One of my passions is teaching game development in Unity. I’m lucky enough to get to be able to practice this passion of mine quite regularly. The format of how I do it changes based on the students: if it’s a class full of school kids, college level students or a corporate environment, but one aspect doesn’t change that much and it’s the ice breaker where I get to learn who they are and they get to learn who I am.
As it’s a course about how to make games, I start with what games they play and the systems they play them on. The answers are nearly always the same featuring the Microsoft, Sony and Nintendo consoles with the games ranging from FIFA andCall of Duty to obscure Japanese RPG games I’ve never heard of.
What I found strange was that none of them chose to talk about these mobile games when we first talked about what games they liked to play
I was recently called to help the Nextgen skills academy who needed somebody with Unity experience to help teach a class in game development for the Prince’s Trust. The courses are restricted on how many they can take, so they hold an open day where the students can spend the afternoon to work out if the course is right for them. I went along to find out about the people I would be teaching. When it came to my turn to speak to the students I used my usual ice breaker. Once again the answers were as expected – the Xbox, PS4 and Nintendo DS featured quite high with a couple of people playing on their PC’s. Nothing too out of the ordinary.

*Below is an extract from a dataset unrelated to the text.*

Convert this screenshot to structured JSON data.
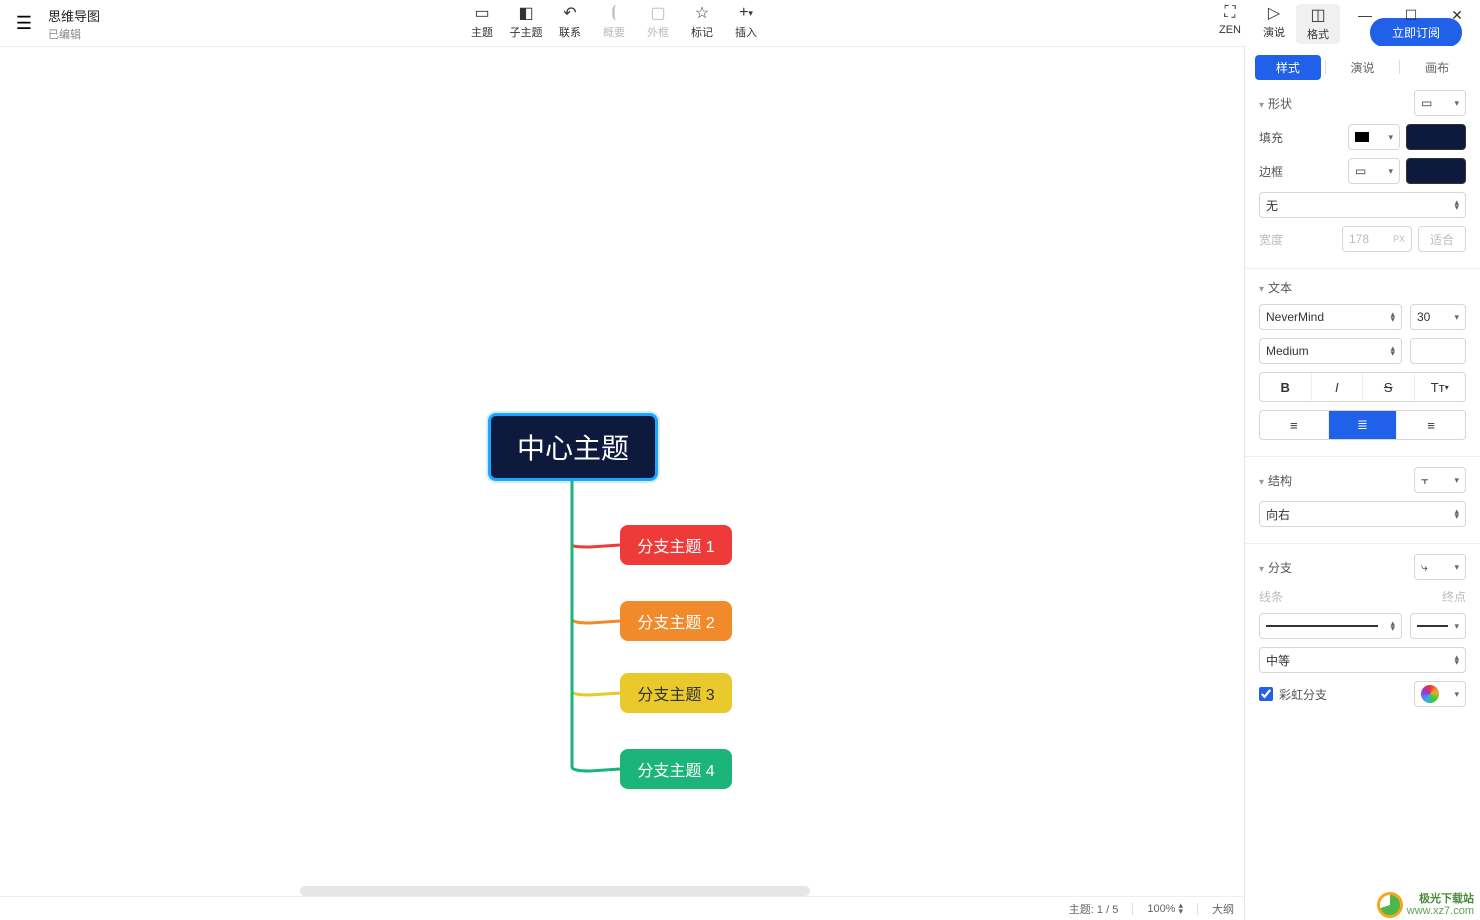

When it came to my turn to speak to the students I used my usual ice breaker. Once again the answers were as expected – the Xbox, PS4 and Nintendo DS featured quite high with a couple of people playing on their PC’s. Nothing too out of the ordinary.
Once my segment was over, all the students were split into smaller groups of three to four people and given a task to come up with a game design that they would have to present to the rest of the groups later. The idea is to see how well they interact with each other and to give the students an idea of the content of the course they could end up on if selected.
The time had come for the groups to present what they had come up with to the rest of the students and take questions. Given the ice-breaker before where they all talked about the console games they were playing I expected to hear about some complex game on the PS4 or Xbox but instead, they began to present a free-to-play mobile game, complete with a monetisation strategy and retention mechanics. The questions the audience asked were even more surprising. None of them were about gameplay mechanics, they wanted to know about the in-game currencies and if you could earn them rather than just buying them.
It wasn’t a one-off, each of the groups stood up and presented a free-to-play game and were asked free-to-play related questions from the audience. I had never come across this before in all the classes I’ve taught and it caught me by complete surprise. You expect to see a mix in the types of games but this was a complete narrow focus onto a platform and free-to-play.
I began to examine why it was so different here. My feeling is that it’s all down to the demographics of those taking part in the course. The Prince’s Trust particularly deals with younger people who need a helping hand to get a job, and this means that none of them would be in a full-time paying position. Money was not something readily available to them and while they may enjoy playing console games, the prices of those games could mean they were out of their reach. So, what do you play if you can’t afford console games? The answer was obvious looking around the room.
Each of the students had a smartphone. Either an iPhone or some variant of Android. I took the opportunity after the presentations to go around and ask more questions about the games they were playing on mobile and sure enough, all of them were free-to-play. What were they playing? At that time, the game of the day was Bit City by Nimblebit. In fact, one of the students took great pride in describing the game to me in detail despite me saying I had already played it.
What I found strange was that none of them chose to talk about these mobile games when we first talked about what games they liked to play at the beginning of the day. Even more surprising was that to them there isn’t a distinction between the games. All ‘games’ are ‘games’ to them no matter what they are played on or what type of game they are, free or premium. They didn’t talk about mobile games because to them there wasn’t a difference.
Something more surprising was the realisation of my own hypocrisy. In the past, I’ve spoken out about making a distinction between ‘games’ and ‘indie games’ and yet these students not making a distinction between free-to-play mobile games and console games caught me off guard. It seems I had something to learn from them.